At this point, I find it difficult to convince myself that it's the way
of the future. But I make all my recordings multi-drive with the surround
information there if I need it someday. Every time I go to a high-end
demonstration room or a production room with surround sound equipment, I find
it interesting. But when I adjust surround sound to my liking, it ends up
being stereo. Then, there's the economic issue: surround sound is
essentially six channel sound. Consumers have to spend three times more money
to use it. So, who are we kidding? Do people really want to spend three times
more money to reproduce sound? It's hard enough to convince people to spend
money to get a good sounding stereo system, let alone three times more to get
the same quality on three channels. Maybe for video sound reproduction, but
not music only. [This sort of unfortunate thinking that slows public

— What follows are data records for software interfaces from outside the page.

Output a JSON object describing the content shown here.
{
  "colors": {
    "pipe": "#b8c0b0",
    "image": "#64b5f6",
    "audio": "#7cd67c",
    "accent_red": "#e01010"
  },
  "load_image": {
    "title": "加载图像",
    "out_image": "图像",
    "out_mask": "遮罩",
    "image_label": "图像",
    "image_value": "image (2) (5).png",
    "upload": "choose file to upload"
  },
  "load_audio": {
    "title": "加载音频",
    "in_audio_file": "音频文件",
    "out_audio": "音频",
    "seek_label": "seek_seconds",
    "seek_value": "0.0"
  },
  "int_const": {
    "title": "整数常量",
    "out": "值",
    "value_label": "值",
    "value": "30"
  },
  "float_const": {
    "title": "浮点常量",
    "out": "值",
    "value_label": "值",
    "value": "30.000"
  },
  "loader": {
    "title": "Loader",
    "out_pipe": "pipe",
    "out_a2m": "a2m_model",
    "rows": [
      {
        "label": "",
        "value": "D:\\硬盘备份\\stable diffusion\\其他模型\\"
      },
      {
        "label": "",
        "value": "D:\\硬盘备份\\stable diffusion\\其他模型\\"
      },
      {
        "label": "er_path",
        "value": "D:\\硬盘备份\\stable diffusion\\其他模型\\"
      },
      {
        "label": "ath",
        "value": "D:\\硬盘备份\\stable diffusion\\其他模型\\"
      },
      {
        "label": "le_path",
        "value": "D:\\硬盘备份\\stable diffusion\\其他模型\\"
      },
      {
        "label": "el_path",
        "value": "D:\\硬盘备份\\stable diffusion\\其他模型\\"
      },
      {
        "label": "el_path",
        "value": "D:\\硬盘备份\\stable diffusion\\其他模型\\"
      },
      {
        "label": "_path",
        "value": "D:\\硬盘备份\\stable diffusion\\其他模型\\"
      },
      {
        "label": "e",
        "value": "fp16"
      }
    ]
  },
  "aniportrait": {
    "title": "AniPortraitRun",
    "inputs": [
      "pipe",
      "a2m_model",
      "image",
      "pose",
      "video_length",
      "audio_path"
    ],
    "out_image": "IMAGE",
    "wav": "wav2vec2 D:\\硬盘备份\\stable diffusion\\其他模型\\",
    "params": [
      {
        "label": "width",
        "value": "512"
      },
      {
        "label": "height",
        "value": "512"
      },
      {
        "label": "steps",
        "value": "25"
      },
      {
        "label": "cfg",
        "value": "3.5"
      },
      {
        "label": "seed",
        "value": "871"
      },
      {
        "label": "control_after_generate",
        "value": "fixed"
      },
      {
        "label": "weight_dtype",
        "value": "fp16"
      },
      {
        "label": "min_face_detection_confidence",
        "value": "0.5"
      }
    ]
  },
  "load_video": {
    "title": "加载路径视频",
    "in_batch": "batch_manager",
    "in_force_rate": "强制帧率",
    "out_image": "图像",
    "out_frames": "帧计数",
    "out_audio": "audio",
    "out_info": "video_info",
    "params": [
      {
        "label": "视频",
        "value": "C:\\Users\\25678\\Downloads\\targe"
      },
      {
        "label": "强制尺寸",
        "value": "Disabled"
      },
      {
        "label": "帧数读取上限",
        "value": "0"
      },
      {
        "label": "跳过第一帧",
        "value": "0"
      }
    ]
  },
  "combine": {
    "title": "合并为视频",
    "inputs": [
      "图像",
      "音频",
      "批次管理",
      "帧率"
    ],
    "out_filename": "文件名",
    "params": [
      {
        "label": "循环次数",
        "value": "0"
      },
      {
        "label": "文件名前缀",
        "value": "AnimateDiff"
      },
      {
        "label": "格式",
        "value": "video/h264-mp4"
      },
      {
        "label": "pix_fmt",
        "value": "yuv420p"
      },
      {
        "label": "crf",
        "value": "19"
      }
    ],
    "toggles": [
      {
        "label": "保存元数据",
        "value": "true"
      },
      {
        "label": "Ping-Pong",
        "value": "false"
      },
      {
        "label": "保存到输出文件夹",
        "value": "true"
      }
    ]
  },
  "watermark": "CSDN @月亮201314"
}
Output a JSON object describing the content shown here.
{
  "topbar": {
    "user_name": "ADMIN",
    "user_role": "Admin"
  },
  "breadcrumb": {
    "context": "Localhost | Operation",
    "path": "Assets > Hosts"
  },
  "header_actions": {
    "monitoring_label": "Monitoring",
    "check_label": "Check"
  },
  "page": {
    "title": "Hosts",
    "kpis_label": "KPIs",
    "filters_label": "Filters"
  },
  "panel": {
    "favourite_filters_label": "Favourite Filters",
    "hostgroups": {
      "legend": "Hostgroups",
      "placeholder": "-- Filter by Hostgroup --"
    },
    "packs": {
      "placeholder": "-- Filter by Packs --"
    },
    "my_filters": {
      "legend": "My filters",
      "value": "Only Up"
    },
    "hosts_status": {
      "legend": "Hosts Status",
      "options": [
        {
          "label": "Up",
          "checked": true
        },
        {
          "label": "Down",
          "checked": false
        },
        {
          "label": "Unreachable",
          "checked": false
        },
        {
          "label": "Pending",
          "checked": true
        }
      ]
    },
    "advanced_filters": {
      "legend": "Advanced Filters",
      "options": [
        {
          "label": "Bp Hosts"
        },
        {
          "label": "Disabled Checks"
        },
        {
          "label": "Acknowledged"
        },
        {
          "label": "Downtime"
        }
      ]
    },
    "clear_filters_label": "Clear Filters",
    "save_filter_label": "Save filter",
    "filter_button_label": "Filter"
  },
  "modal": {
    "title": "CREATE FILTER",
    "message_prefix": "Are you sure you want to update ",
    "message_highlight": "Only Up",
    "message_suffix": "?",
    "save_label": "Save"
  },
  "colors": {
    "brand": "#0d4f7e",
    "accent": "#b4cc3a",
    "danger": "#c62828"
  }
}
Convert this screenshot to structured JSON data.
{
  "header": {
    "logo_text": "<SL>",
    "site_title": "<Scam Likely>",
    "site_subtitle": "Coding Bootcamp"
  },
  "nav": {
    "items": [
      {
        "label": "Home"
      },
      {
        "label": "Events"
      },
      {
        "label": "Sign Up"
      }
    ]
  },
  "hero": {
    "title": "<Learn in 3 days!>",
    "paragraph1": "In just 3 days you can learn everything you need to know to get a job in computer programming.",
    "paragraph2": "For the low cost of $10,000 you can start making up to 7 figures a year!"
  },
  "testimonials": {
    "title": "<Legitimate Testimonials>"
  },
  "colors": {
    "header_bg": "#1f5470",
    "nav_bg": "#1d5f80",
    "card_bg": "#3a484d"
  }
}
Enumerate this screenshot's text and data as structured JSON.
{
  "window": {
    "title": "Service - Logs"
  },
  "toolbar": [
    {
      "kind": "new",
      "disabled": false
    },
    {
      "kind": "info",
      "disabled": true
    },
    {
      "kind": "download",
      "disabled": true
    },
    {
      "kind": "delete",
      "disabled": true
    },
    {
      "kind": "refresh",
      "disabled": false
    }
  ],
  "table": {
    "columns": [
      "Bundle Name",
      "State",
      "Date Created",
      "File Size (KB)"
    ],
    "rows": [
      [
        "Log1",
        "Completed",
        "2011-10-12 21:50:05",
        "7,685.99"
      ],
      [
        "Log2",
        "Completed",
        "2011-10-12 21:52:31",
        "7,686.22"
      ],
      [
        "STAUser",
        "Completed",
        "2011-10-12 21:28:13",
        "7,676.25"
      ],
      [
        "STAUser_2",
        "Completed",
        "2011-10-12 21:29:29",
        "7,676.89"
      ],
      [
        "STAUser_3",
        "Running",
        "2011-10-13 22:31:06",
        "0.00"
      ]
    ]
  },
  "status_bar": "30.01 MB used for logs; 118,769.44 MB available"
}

acceptance of surround sound for music. It needn't cost three times as much.
And it is an avenue to get more people to sit down and really listen to music
which they fail to do with two-channel. We shouldn't be encouraging surround
for home theater only...Ed.]
Do you think most classical recordings will be done live in a few years?
I hope not. No matter how much time I spend doing live recordings, the results
can never be as accurate as a studio recording session. We spend three days
doing a studio recording; only a day rehearsing and doing the live concert. As
a result, you can capture more detail in a studio recording. Of course, you
might not get the layer of energy that you could get in a live performance. A
live performance and a recording are two different experiences; they're
different means of presenting music.
What about doing classical recordings live and producing them immediately
after the performance so that the audience can purchase them?
It probably won't be done because there are too many chances to make
mistakes (deviations from the score) and in classical music the musicians
don't want that preserved.
Have you ever done an analog recording for LP release?
No, but I have recorded in analog and I've serviced lots of high end audio
equipment. Playing analog is like riding in a horse and carriage today. When I
want a romantic evening with my wife, I'll go to Central Park in New York
City where I live and rent a horse and carriage. What's wrong with that? The
sound with LPs on an analog system is very good. But from a practical
standpoint, I don't record in analog because of the equipment variability
(tubes wear out, etc.).
Will more and more classical artists be recording themselves?
Yes. The technology has changed how recordings are done and who they can
reach. You'd be surprised at how many classical artists are making money
doing their own recordings. They sell their recordings at the concerts they
perform. The revenue goes directly to the artists. And look at me: I'm a one
man band. I can do alone what it used to take a production crew to do. I flew
here and only had to ship four cases of equipment. I set up my gear in one
afternoon and I'm ready to go. Very simple.
What are you recording at Music at Menlo?
Like last year, everything. We have 30 different CDs available now under the
Music @ Menlo Live label from the 2003 festival. An Artist Series; a Focus
Series (Music for Winds, the Cello, Music for Two, Music for Young Listeners,
etc.); and a Microcosms Series). A lot of musicians aren't recording
commercially these days and these CDs are a way of giving them their own CDs.
These CDs will be produced on demand and can be ordered from the Music at
Menlo web site (www.MusicAtMenlo.org).